A report in The Daily Telegraph Your Money section on Saturday 31st October told us “Retail bonds lose 25% of their value”. There are many retail bonds listed on the London Stock Exchange’s electronic order book for retail bonds and their values had not fallen by 25%. This is not an exercise in semantics; if the headline had been “Retail bond loses 25% of its value” it would have been entirely accurate. As it is, the headline was misleading which highlights the caution needed when reading the financial pages.
NB. All price data has been taken from ShareScope, www.sharescope.co.uk
This is the company that was the subject of the Telegraph’s report.
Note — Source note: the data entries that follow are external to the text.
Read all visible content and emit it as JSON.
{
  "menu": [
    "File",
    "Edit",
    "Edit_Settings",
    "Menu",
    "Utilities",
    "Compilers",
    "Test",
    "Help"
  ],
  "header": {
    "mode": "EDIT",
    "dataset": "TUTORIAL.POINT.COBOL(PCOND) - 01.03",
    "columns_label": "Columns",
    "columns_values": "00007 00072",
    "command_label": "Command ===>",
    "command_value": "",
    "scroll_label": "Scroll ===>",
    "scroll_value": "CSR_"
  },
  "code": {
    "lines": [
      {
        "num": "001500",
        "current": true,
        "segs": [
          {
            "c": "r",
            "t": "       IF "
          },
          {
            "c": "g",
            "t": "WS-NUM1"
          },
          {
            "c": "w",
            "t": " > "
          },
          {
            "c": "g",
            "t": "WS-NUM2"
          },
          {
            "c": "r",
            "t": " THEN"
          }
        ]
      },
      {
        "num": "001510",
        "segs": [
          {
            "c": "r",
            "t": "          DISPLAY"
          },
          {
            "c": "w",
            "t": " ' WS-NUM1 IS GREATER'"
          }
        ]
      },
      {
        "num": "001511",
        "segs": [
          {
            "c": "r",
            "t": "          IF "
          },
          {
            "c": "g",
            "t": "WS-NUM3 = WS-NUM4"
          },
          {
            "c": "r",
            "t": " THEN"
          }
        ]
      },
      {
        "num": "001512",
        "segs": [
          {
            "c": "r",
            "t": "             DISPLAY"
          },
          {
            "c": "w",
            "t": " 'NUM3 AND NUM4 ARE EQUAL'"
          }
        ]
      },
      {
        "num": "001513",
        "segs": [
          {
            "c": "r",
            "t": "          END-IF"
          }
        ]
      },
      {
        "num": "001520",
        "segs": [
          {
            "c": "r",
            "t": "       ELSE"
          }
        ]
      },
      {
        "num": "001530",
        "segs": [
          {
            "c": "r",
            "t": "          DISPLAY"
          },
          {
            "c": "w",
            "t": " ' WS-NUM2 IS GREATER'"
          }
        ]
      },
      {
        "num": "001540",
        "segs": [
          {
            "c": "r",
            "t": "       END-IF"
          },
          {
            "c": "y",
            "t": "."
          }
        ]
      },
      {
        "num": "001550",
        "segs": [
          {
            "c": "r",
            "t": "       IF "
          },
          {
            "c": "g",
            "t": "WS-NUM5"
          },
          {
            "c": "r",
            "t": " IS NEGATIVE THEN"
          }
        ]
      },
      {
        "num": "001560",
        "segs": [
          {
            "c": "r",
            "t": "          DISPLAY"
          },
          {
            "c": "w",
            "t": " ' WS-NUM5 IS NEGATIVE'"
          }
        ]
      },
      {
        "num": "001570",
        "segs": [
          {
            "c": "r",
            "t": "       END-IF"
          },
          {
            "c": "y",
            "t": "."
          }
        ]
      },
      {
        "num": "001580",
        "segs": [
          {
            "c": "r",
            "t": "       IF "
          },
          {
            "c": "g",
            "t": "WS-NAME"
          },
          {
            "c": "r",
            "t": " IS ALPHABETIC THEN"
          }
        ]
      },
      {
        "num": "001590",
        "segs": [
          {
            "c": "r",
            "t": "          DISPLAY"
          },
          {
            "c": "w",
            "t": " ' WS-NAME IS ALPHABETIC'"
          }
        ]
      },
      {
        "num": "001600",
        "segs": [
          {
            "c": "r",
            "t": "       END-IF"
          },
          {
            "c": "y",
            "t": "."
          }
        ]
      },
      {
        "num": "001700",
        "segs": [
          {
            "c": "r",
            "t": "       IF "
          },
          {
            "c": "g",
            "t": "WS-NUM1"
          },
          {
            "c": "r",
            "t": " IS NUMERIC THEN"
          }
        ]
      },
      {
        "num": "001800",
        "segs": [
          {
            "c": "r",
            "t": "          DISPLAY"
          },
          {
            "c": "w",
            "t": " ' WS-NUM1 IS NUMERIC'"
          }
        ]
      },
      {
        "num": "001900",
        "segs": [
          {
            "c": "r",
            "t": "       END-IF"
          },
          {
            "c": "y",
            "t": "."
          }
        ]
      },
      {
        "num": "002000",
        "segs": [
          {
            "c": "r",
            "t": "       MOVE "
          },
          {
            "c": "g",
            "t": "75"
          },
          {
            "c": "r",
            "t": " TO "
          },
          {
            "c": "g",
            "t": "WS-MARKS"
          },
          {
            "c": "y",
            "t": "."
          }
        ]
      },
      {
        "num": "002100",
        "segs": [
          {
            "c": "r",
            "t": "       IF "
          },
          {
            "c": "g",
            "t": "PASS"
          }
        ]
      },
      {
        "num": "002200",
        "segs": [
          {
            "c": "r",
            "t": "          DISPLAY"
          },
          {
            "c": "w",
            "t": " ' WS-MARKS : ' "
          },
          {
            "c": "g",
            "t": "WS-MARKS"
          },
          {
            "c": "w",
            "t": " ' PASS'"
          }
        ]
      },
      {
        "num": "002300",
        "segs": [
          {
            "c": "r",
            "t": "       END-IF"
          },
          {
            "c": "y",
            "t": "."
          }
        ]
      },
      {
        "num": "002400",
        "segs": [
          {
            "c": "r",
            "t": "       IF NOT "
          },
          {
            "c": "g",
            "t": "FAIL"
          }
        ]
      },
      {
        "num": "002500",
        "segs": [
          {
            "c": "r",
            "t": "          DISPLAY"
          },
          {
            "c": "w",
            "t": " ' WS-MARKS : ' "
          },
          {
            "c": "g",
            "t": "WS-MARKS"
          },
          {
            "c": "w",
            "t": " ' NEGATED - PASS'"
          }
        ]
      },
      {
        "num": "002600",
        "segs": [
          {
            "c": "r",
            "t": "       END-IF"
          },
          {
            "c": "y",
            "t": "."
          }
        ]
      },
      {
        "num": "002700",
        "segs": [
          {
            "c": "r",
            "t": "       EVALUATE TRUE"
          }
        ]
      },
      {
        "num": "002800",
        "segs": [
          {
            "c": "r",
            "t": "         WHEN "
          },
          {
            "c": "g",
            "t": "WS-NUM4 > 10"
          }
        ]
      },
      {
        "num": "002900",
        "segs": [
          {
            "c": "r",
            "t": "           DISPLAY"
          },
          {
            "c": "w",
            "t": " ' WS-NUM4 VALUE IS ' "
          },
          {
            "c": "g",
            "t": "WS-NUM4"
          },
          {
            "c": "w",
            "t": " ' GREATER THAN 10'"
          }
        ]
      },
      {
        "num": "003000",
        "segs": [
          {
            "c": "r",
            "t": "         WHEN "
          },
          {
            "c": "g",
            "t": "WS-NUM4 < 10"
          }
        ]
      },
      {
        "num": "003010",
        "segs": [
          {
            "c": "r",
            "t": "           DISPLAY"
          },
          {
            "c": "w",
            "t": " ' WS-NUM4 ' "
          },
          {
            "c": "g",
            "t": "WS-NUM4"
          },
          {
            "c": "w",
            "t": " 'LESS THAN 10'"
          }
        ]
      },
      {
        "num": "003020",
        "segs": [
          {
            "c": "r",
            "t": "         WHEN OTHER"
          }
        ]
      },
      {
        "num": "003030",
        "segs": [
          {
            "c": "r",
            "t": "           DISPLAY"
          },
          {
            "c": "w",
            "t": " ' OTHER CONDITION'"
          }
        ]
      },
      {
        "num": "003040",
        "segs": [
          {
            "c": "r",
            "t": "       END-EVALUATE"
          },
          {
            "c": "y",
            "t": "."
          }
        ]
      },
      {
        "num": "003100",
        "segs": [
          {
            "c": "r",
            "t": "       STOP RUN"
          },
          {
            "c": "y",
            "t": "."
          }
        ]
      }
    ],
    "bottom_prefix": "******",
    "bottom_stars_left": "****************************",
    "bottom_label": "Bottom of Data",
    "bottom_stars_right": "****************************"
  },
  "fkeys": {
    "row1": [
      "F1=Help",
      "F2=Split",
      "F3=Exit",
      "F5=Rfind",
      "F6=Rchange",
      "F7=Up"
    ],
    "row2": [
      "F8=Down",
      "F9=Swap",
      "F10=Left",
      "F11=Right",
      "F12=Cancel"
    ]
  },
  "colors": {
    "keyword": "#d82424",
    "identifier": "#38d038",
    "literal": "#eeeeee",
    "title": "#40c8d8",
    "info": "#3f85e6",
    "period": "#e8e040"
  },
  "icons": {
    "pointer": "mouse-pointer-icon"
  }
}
In August 2015 the share price was 3,760 cents (listed in the USA) and as at 30th October it was 1,117 cents. The price of the bond fell from 9,810p in early October 2015 (issued in UK in sterling) to 5,525p on 30th October.
The bond was issued in October 2014 and the reviewer in Bond of the Week issued by www.investorsintelligence.com at that time highlighted some issues of concern; a convoluted corporate structure with the founding family owning nearly 50% of the equity and the difficulty of understanding the Bollywood market and in particular putting a value on Eros’s film library.” It is a bond we did not and will not buy.
What is a bond?
Companies will often raise money for particular projects, for example Tesco does this when it is planning a new development. The company issues a bond (borrows money) and promises to pay a fixed rate of interest (paid without deducting tax and normally twice a year) and to repay the capital at £1 a share at some date in the future. Neither payment is guaranteed but we analyse the company very carefully.
We have bought retail bonds for the Fixed Income section of most of the portfolios we manage. These are the criteria we monitor before we will buy a retail bond:
- A high level of security, the company won’t go bust, so far as we can research it.
- A term to maturity of not more than six years because we think inflation is likely to be suppressed for most of that period.
- A running yield of 5% or more.
- A price at purchase of not more than 104p a share. A purchase at such a premium means that one year’s yield is taken up in the capital loss.
- The bond is listed in the London Stock Exchange’s Retail Order Book.
Don’t believe everything you read in the financial pages or hear on Money Box. For the cost of a telephone call speak to Robert Bewell on 01462 422507 for a second opinion.